* _TASK DIRECTIONS_
Among the entries that follow, some lines contain the word "culturas". Show all of them.

Stored dataset items
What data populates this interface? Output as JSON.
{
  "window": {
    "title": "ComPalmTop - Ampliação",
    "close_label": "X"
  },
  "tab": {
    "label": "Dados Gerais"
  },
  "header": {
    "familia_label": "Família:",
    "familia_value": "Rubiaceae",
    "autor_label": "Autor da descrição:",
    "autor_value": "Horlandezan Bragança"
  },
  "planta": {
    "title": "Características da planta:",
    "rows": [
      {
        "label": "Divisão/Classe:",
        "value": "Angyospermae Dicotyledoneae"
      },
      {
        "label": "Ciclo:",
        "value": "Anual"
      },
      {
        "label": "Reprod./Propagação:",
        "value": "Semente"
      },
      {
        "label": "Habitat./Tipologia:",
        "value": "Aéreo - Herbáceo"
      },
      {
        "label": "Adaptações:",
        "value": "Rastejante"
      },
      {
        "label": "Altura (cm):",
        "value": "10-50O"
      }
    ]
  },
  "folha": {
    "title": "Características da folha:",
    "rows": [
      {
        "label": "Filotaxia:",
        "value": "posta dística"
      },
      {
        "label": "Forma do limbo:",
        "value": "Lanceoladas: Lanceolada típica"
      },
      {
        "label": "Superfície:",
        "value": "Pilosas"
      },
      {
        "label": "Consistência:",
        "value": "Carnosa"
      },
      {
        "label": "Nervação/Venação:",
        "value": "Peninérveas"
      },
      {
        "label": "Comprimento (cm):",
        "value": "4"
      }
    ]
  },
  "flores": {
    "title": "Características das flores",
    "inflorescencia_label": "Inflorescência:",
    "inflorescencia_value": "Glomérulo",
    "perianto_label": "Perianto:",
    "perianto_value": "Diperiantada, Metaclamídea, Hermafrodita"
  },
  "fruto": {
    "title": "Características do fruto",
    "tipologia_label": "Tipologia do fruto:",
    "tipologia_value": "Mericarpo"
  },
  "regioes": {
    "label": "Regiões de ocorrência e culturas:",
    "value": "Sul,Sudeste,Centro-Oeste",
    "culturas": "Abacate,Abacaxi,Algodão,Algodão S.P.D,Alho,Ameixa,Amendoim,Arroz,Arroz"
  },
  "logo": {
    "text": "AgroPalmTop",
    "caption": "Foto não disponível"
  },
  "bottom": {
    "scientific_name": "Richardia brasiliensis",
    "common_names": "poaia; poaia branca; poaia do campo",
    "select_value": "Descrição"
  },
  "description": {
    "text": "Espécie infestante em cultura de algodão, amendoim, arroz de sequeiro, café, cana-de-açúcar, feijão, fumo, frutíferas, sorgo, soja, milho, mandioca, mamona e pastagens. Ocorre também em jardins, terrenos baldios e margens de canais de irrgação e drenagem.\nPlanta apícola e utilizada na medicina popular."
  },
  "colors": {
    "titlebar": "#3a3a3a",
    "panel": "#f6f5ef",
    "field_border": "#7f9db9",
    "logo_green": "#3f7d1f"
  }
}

* _RESULT OF THE TASK_
    "label": "Regiões de ocorrência e culturas:",
    "culturas": "Abacate,Abacaxi,Algodão,Algodão S.P.D,Alho,Ameixa,Amendoim,Arroz,Arroz"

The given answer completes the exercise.